In this version of Workstation, you are no longer constrained to working only with virtual machines that your computer has enough power to run. You can use the new Connect to Server feature to connect to remote hosts running Workstation, ESX 4.x and later, and VMware vCenter Server. After connecting to a remote host, all of the virtual machines that you have permission to access are displayed in the virtual machine library.
VMware OVF Tool is now integrated with Workstation so that you can upload a virtual machine from Workstation to a remote server running ESX, ESXi, or vCenter Server. After connecting to a remote server, you drag the virtual machine from the local My Computer section of the virtual machine library to the remote server. A wizard walks you through the process.
This version of Workstation includes several important documentation changes.
(NEW) Getting Started with VMware Workstation
Describes how to install and upgrade Workstation, create a typical virtual machine, and perform common virtual machine operations.
Using VMware Workstation
(previously VMware Workstation User’s Guide)
Describes how to create typical, custom, and shared virtual machines, add virtual devices, configure network connections, connect to remote servers and use remote virtual machines, upload virtual machines to remote servers, and perform all virtual machine operations.
Getting Started with VMware Player
(previously VMware Player Getting Started Guide)
Now contains complete information on installing and using Player.
Has been redesigned to provide context-sensitive help and information on performing common tasks.
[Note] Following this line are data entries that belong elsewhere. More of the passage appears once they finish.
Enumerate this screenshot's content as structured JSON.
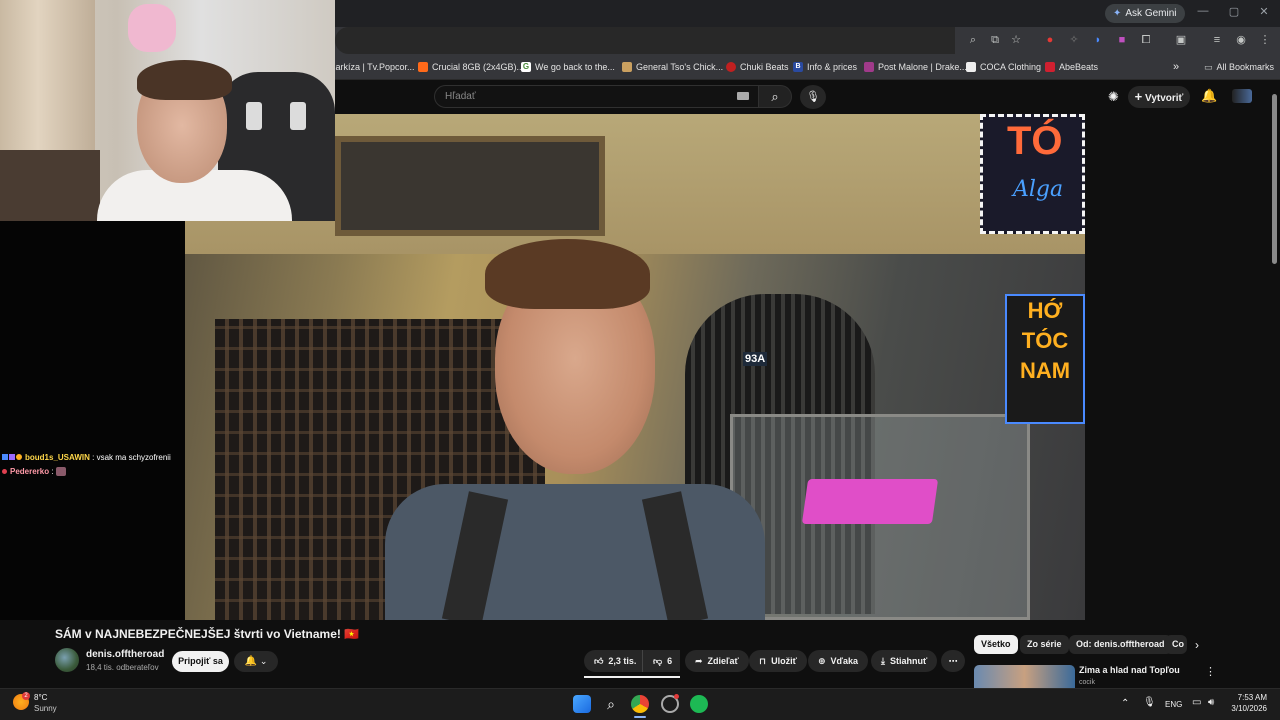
{
  "browser": {
    "gemini_label": "Ask Gemini",
    "window_controls": [
      "—",
      "▢",
      "✕"
    ],
    "bookmarks": [
      {
        "label": "Markíza | Tv.Popcor...",
        "color": "#3a3a3a"
      },
      {
        "label": "Crucial 8GB (2x4GB)...",
        "color": "#ff6a1a"
      },
      {
        "label": "We go back to the...",
        "color": "#4a8a3a"
      },
      {
        "label": "General Tso's Chick...",
        "color": "#caa060"
      },
      {
        "label": "Chuki Beats",
        "color": "#c02020"
      },
      {
        "label": "Info & prices",
        "color": "#2a4aa0"
      },
      {
        "label": "Post Malone | Drake...",
        "color": "#a03a8a"
      },
      {
        "label": "COCA Clothing",
        "color": "#222222"
      },
      {
        "label": "AbeBeats",
        "color": "#d02030"
      }
    ],
    "bookmarks_more": "»",
    "all_bookmarks": "All Bookmarks"
  },
  "youtube": {
    "search_placeholder": "Hľadať",
    "create_label": "Vytvoriť",
    "video": {
      "title": "SÁM v NAJNEBEZPEČNEJŠEJ štvrti vo Vietname! 🇻🇳",
      "sign_text_1": "TÓ",
      "sign_text_1b": "Alga",
      "sign_text_2": [
        "HỚ",
        "TÓC",
        "NAM"
      ],
      "door_number": "93A"
    },
    "channel": {
      "name": "denis.offtheroad",
      "subscribers": "18,4 tis. odberateľov",
      "join_label": "Pripojiť sa"
    },
    "actions": {
      "likes": "2,3 tis.",
      "dislikes": "6",
      "share": "Zdieľať",
      "save": "Uložiť",
      "thanks": "Vďaka",
      "download": "Stiahnuť"
    },
    "chips": [
      "Všetko",
      "Zo série",
      "Od: denis.offtheroad",
      "Co"
    ],
    "recommendation": {
      "title": "Zima a hlad nad Topľou",
      "channel": "cocik"
    }
  },
  "chat": {
    "messages": [
      {
        "user": "boud1s_USAWIN",
        "text": ": vsak ma schyzofrenii"
      },
      {
        "user": "Pedererko",
        "text": ":"
      }
    ]
  },
  "taskbar": {
    "weather_temp": "8°C",
    "weather_desc": "Sunny",
    "weather_badge": "2",
    "lang": "ENG",
    "time": "7:53 AM",
    "date": "3/10/2026"
  },
  "colors": {
    "youtube_bg": "#0f0f0f",
    "chrome_bar": "#35363a",
    "taskbar": "#1c1c1c",
    "chat_user_1": "#ffd84a",
    "chat_user_2": "#ff9aa8"
  }
}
For complete information on using Workstation and Player, see the guides.
(NEW) Installing and Configuring VMware Tools
Contains comprehensive information on installing, upgrading, and configuring VMware Tools.
When you install Workstation, the installer performs checks to make sure the host system has a processor that meets the following requirements. You cannot install Workstation if the host system does not meet these requirements.
You can use CPU-Z or a similar utility to determine if the host system CPU is 64-bit capable. CPU-Z shows EM64T (Intel) or AMD64 (AMD) if the processor is 64-bit capable.
If you plan to install a 64-bit guest operating system in a virtual machine, the host system must have one of the following processors. Workstation will not allow you to install a 64-bit guest operating system if the host system does not have one of these processors.
The known issues are grouped as follows:
This poster shows each workload in Lync Server 2010, describing relationships, dependencies, the servers that initiate connections, and certificate requirements. Relationships between Microsoft Lync 2010 communications software, Microsoft Lync 2010 Phone Edition, Microsoft Office Live Meeting 2007, Microsoft Lync Web App, and other communications software are also described. SIP and XMPP connection patterns are shown for Yahoo!, MSN, AOL, Gmail, and Jabber
To download: Click on the Picture